Type 1 and Type 2 Errors

In statistics, Type 1 and Type 2 errors relate to inaccurate conclusions in tests. Type 1 is a false positive, rejecting a true idea, while Type 2 is a false negative, accepting a false idea. Balancing these errors is essential for valid study results.

Type 1 Error

  • Definition: Type 1 error, also known as a “false positive,” occurs when a hypothesis that should have been rejected is incorrectly accepted.
  • Statistically, it happens when the null hypothesis is true but is rejected.
  • Significance Level (Alpha): The probability of making a Type 1 error is denoted by the significance level of a test, usually represented as α. This value is often set at 0.05 in many fields, indicating a 5% risk of committing a Type 1 error.
  • Implications: Depending on the context, the consequences of a Type 1 error can vary.

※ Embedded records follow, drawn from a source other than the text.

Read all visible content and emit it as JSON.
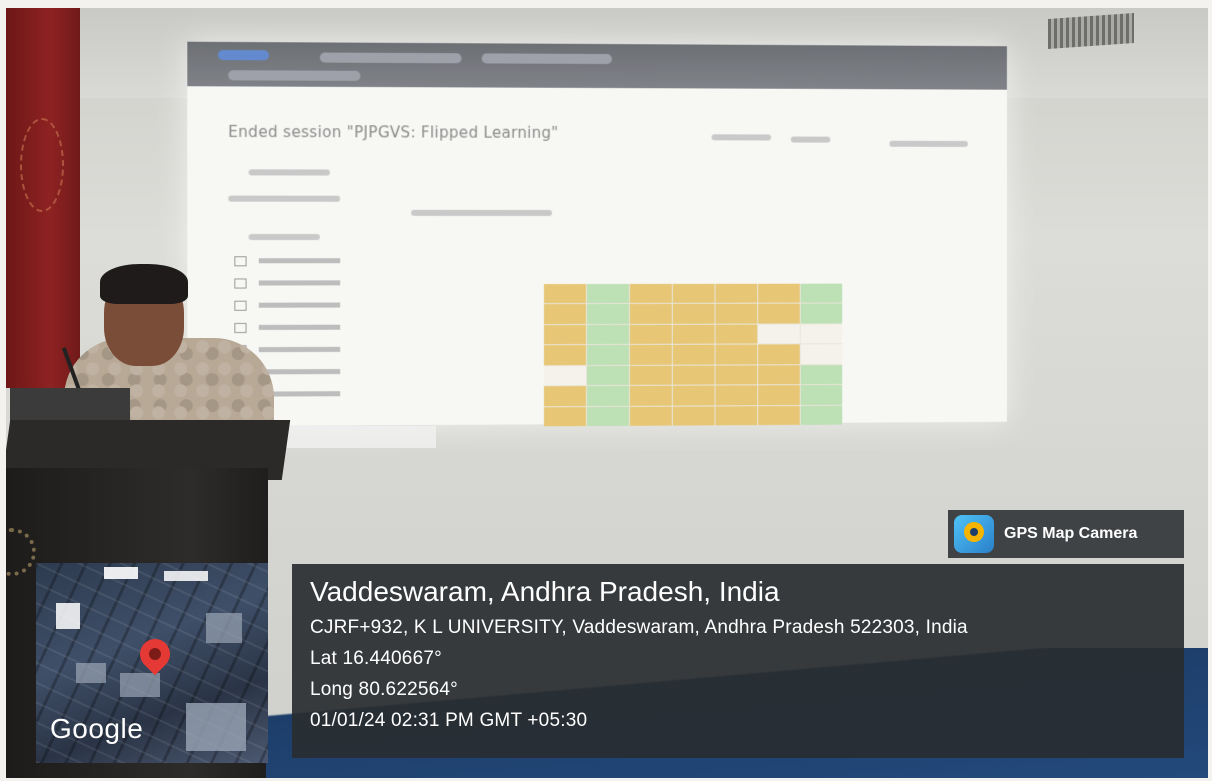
{
  "screen": {
    "heading": "Ended session \"PJPGVS: Flipped Learning\""
  },
  "map": {
    "logo": "Google",
    "pin_icon": "map-pin-icon"
  },
  "gps_badge": {
    "label": "GPS Map Camera",
    "icon": "gps-map-camera-icon"
  },
  "location": {
    "place": "Vaddeswaram, Andhra Pradesh, India",
    "address": "CJRF+932, K L UNIVERSITY, Vaddeswaram, Andhra Pradesh 522303, India",
    "latitude": "Lat 16.440667°",
    "longitude": "Long 80.622564°",
    "datetime": "01/01/24 02:31 PM GMT +05:30"
  }
}
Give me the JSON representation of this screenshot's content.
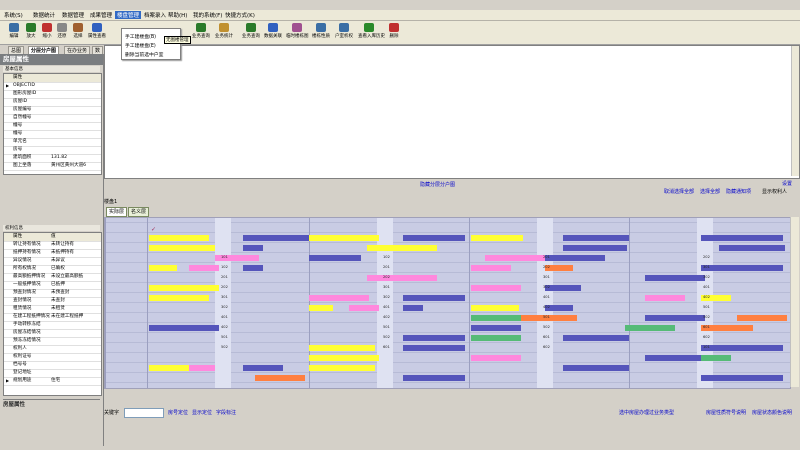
{
  "menubar": {
    "items": [
      "系统(S)",
      "数据统计",
      "数据管理",
      "成果管理",
      "楼盘管理",
      "档案录入",
      "帮助(H)",
      "我的系统(F)",
      "快捷方式(K)"
    ],
    "active_index": 4
  },
  "toolbar": {
    "buttons": [
      "编辑",
      "放大",
      "缩小",
      "还原",
      "选择",
      "属性查看",
      "",
      "",
      "",
      "",
      "",
      "",
      "",
      "",
      "业务查询",
      "业务统计",
      "业务查询",
      "数据关联",
      "临时楼栋图",
      "楼栋性质",
      "户室析权",
      "",
      "查看入库历史",
      "删除"
    ]
  },
  "dropdown": {
    "items": [
      "手工建楼盘(B)",
      "手工建楼盘(E)",
      "删除当前选中户室"
    ]
  },
  "tooltip": "无图楼管理",
  "left_tabs": [
    "总图",
    "分层分户图",
    "在办业务",
    "数"
  ],
  "left_selected_tab": 1,
  "house_panel": {
    "title": "房屋属性",
    "subheader": "基本信息",
    "header_col": "属性",
    "rows": [
      {
        "k": "OBJECTID",
        "v": ""
      },
      {
        "k": "图形房屋ID",
        "v": ""
      },
      {
        "k": "房屋ID",
        "v": ""
      },
      {
        "k": "房屋编号",
        "v": ""
      },
      {
        "k": "自然幢号",
        "v": ""
      },
      {
        "k": "幢号",
        "v": ""
      },
      {
        "k": "幢号",
        "v": ""
      },
      {
        "k": "单元名",
        "v": ""
      },
      {
        "k": "房号",
        "v": ""
      },
      {
        "k": "建筑面积",
        "v": "131.82"
      },
      {
        "k": "图上坐落",
        "v": "黄州区黄州大道6"
      }
    ]
  },
  "status_panel": {
    "subheader": "权利信息",
    "header": [
      "属性",
      "值"
    ],
    "rows": [
      {
        "k": "转让持有情况",
        "v": "未转让持有"
      },
      {
        "k": "抵押持有情况",
        "v": "未抵押持有"
      },
      {
        "k": "异议情况",
        "v": "未异议"
      },
      {
        "k": "所有权情况",
        "v": "已确权"
      },
      {
        "k": "最高额抵押情况",
        "v": "未设立最高额抵"
      },
      {
        "k": "一般抵押情况",
        "v": "已抵押"
      },
      {
        "k": "预查封情况",
        "v": "未预查封"
      },
      {
        "k": "查封情况",
        "v": "未查封"
      },
      {
        "k": "租赁情况",
        "v": "未租赁"
      },
      {
        "k": "在建工程抵押情况",
        "v": "未在建工程抵押"
      },
      {
        "k": "手动转移冻结",
        "v": ""
      },
      {
        "k": "房屋冻结情况",
        "v": ""
      },
      {
        "k": "预冻冻结情况",
        "v": ""
      },
      {
        "k": "权利人",
        "v": ""
      },
      {
        "k": "权利证号",
        "v": ""
      },
      {
        "k": "档号号",
        "v": ""
      },
      {
        "k": "登记地址",
        "v": ""
      },
      {
        "k": "规划用途",
        "v": "住宅"
      }
    ]
  },
  "bottom_panel_title": "房屋属性",
  "hide_link": "隐藏分层分户图",
  "right_links": [
    "设置",
    "取消选择全部",
    "选择全部",
    "隐藏通知项",
    "显示权利人"
  ],
  "floor_label": "楼盘1",
  "floor_tabs": [
    "实际层",
    "名义层"
  ],
  "unit_codes": [
    "101",
    "102",
    "201",
    "202",
    "301",
    "302",
    "401",
    "402",
    "501",
    "502",
    "601",
    "602"
  ],
  "status_bar": {
    "search_label": "关键字",
    "search_value": "",
    "links_left": [
      "房号定位",
      "显示定位",
      "字段标注"
    ],
    "links_right": [
      "选中房屋办理过业务类型",
      "房屋性质符号说明",
      "房屋状态颜色说明"
    ]
  },
  "colors": {
    "yellow": "#ffff33",
    "pink": "#ff88dd",
    "blue": "#5555bb",
    "green": "#55bb77",
    "orange": "#ff7f40",
    "lavender": "#c9cce4"
  }
}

In some scenarios, such as clinical trials, these errors can have serious ramifications.

Type 2 Error

  • Definition: Type 2 error, also known as a “false negative,” occurs when a hypothesis that should have been accepted is incorrectly rejected.
  • Statistically, it happens when the null hypothesis is false but fails to be rejected.
  • Power of a Test: The probability of not making a Type 2 error is known as the “power” of a test, typically denoted by 1 – β. If β is 0.2, the test has an 80% chance of correctly rejecting the null hypothesis when it is false.
  • Implications: Like Type 1 errors, the consequences of Type 2 errors can be significant and context-dependent. In certain instances, such as quality control in manufacturing, a Type 2 error can lead to substantial issues.

Relationship Between Type 1 and Type 2 Errors

  • In statistical hypothesis testing, there’s a trade-off between Type 1 and Type 2 errors. Minimizing the risk of one type of error typically increases the risk of the other type.
  • The balance between these errors is often dictated by the context and consequences of the errors. Some situations demand a lower probability of Type 1 errors, while others may require a reduction in Type 2 errors.

Impact on Study Design and Interpretation

  • Understanding the difference between Type 1 and Type 2 errors is essential in designing and interpreting scientific studies.
  • The potential for these errors must be considered when choosing the sample size, setting the significance level, and selecting the statistical tests to be applied.
  • Awareness of these errors is also crucial in critically evaluating the results of studies, as the presence of these errors can affect the reliability and validity of the findings.